Since the country entered its third national lockdown, local birdwatchers taking their daily exercise in St Helens Borough’s parks and open spaces, and along its many footpaths and tracks, have been meticulously recording myriad species.
Usually these eagle-eyed birdwatchers would also be travelling further afield to document sightings but due to Covid-19 restrictions, local areas have been visited much more frequently, and many more seldom-used routes have been explored from residents’ front doors.
A remarkable 94 species have been seen so far this year, including an adult Whooper Swan (pictured) from Iceland spotted in a flooded field in Windle, at least three Merlin – a species of small falcon – hunting fields in the north of the borough, and also the ever-increasing and exotic-looking, white-plumed Little Egret catching fish in local brooks and streams.
There have been some species which have been less common though and are usually seen in good numbers during winter. One of these species is the Siskin, is a small finch that mainly feeds on Alder tree seeds at this time of year.

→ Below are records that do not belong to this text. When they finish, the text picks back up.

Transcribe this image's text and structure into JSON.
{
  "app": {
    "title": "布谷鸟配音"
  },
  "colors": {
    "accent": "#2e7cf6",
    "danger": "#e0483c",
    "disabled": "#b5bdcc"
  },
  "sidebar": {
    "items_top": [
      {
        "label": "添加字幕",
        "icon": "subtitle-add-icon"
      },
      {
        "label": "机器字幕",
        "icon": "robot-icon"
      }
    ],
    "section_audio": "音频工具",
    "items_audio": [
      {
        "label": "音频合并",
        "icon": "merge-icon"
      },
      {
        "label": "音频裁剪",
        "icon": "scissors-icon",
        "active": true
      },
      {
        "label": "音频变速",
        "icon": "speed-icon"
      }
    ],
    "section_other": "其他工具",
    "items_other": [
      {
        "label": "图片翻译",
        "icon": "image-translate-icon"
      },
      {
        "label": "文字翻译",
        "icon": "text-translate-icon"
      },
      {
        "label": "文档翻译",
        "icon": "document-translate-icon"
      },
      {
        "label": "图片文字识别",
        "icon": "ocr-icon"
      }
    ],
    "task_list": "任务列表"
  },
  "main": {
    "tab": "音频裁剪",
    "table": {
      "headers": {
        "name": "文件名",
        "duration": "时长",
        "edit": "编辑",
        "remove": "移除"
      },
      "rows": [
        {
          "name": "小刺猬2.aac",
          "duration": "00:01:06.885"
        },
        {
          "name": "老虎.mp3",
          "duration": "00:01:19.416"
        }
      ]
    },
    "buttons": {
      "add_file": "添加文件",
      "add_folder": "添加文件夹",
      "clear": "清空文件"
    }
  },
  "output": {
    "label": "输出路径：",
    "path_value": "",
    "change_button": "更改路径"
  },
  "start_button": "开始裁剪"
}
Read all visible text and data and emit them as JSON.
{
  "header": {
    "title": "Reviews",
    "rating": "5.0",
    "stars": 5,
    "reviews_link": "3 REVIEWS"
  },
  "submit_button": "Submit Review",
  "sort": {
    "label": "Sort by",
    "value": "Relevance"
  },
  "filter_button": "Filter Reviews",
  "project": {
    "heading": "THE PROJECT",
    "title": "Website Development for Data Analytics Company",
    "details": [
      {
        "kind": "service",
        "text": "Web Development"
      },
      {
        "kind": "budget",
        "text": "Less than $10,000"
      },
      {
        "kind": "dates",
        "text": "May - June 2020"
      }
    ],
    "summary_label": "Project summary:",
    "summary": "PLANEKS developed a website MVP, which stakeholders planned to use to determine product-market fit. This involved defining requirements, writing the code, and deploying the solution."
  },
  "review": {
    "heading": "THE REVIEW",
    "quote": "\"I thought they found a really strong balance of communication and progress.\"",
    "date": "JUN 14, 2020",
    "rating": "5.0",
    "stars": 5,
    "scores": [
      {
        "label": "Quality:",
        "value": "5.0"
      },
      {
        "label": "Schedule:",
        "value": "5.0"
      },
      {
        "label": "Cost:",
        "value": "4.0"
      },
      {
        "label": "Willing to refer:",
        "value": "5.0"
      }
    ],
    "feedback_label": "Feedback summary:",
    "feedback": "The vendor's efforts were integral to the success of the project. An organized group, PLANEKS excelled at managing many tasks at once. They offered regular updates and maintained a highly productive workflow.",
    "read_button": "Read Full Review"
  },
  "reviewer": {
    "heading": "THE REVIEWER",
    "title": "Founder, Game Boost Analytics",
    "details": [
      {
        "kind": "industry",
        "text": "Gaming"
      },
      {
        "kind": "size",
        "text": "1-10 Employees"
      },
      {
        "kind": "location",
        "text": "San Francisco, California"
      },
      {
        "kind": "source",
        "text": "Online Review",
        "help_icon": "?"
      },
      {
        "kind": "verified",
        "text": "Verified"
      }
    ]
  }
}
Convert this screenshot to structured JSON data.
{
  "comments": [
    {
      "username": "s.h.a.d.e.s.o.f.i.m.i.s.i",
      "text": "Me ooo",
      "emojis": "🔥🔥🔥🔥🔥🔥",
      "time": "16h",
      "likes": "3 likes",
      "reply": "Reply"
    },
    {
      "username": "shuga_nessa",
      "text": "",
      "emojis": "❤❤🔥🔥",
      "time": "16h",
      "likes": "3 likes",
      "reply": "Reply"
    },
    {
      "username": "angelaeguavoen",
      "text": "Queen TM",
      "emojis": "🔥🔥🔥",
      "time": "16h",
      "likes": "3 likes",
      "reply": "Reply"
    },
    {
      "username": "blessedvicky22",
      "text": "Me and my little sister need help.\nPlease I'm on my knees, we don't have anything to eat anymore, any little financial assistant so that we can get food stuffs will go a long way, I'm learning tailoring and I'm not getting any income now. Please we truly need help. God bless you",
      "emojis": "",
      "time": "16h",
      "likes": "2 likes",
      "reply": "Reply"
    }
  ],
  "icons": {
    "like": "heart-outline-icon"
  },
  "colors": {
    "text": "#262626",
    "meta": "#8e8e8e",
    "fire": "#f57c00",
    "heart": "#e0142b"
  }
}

Due to ringing these birds in past years, mainly in Taylor Park, it is known that many arrive in the borough from Scotland. So far this year, as far as is known, only two birds have been recorded. This may indicate that seeds in their usual Sitka Spruce breeding areas have been abundant and they need not come as far south as they usually do.
This increased knowledge of the wildlife found in the local area can give an indication of how ecologically and environmentally healthy it is but also help to guide the management and interpretation of the sites within it.
For more information, please telephone St Helens Borough Council’s Ranger Service on 01744 677772.